#### Working data:
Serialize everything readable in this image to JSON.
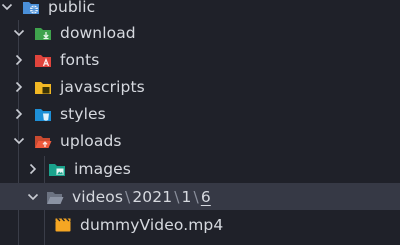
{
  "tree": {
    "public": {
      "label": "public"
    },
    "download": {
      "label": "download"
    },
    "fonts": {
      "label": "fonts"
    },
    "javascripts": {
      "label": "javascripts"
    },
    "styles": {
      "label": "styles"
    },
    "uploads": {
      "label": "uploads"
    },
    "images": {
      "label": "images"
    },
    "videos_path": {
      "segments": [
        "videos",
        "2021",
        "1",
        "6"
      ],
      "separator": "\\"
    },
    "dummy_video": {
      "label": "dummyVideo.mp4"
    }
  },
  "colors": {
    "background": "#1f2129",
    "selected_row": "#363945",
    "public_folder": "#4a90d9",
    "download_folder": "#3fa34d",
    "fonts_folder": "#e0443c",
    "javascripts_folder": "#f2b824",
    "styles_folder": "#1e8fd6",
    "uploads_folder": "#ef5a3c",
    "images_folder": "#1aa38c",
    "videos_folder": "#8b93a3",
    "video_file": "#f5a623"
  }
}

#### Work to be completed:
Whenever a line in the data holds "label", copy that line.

#### Finished task:
      "label": "public"
      "label": "download"
      "label": "fonts"
      "label": "javascripts"
      "label": "styles"
      "label": "uploads"
      "label": "images"
      "label": "dummyVideo.mp4"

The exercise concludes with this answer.